**Given records**
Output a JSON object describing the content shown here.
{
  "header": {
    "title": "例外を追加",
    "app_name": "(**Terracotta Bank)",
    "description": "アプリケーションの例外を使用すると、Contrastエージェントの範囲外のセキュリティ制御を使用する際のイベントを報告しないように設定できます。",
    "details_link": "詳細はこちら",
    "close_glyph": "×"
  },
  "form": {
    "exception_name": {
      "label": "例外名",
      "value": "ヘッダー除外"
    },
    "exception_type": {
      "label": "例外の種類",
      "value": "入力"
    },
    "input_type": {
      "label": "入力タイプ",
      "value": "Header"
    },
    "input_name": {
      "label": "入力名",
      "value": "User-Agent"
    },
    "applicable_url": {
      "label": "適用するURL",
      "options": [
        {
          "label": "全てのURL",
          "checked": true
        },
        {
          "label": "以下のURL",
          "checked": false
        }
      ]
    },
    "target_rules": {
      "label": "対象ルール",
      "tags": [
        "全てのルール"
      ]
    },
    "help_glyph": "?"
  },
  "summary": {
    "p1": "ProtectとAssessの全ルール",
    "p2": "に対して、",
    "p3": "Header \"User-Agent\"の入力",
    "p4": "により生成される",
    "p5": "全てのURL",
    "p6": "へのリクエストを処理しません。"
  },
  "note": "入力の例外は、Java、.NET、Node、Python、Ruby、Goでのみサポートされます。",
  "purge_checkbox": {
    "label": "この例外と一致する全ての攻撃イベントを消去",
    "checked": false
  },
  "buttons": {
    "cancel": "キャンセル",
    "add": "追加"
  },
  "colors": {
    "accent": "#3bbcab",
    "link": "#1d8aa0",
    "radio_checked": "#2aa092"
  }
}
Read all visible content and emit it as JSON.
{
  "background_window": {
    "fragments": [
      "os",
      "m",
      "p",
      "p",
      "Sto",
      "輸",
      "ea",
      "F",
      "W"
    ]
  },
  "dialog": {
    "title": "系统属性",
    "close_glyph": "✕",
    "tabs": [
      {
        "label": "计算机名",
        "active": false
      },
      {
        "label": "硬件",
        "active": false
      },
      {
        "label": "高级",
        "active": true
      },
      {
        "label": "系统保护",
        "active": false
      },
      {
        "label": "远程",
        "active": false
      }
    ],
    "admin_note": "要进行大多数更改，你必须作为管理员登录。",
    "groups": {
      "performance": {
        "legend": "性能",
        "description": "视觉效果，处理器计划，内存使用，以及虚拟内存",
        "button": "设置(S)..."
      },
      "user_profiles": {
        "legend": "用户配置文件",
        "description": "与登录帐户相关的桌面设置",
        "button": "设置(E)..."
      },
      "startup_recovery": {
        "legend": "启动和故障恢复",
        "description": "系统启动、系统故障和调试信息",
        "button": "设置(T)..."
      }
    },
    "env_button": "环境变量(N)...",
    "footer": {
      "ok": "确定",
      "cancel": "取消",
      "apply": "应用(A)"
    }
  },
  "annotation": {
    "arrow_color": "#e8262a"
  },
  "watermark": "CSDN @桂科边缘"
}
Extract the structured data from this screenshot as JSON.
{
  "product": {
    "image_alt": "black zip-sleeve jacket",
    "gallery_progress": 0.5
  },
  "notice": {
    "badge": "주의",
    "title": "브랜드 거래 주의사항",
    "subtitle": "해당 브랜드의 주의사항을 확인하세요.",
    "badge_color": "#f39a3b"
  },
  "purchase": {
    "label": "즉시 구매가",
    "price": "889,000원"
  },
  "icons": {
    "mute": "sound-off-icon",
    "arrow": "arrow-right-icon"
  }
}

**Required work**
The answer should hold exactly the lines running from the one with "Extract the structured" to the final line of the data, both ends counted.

**Reply**
Extract the structured data from this screenshot as JSON.
{
  "product": {
    "image_alt": "black zip-sleeve jacket",
    "gallery_progress": 0.5
  },
  "notice": {
    "badge": "주의",
    "title": "브랜드 거래 주의사항",
    "subtitle": "해당 브랜드의 주의사항을 확인하세요.",
    "badge_color": "#f39a3b"
  },
  "purchase": {
    "label": "즉시 구매가",
    "price": "889,000원"
  },
  "icons": {
    "mute": "sound-off-icon",
    "arrow": "arrow-right-icon"
  }
}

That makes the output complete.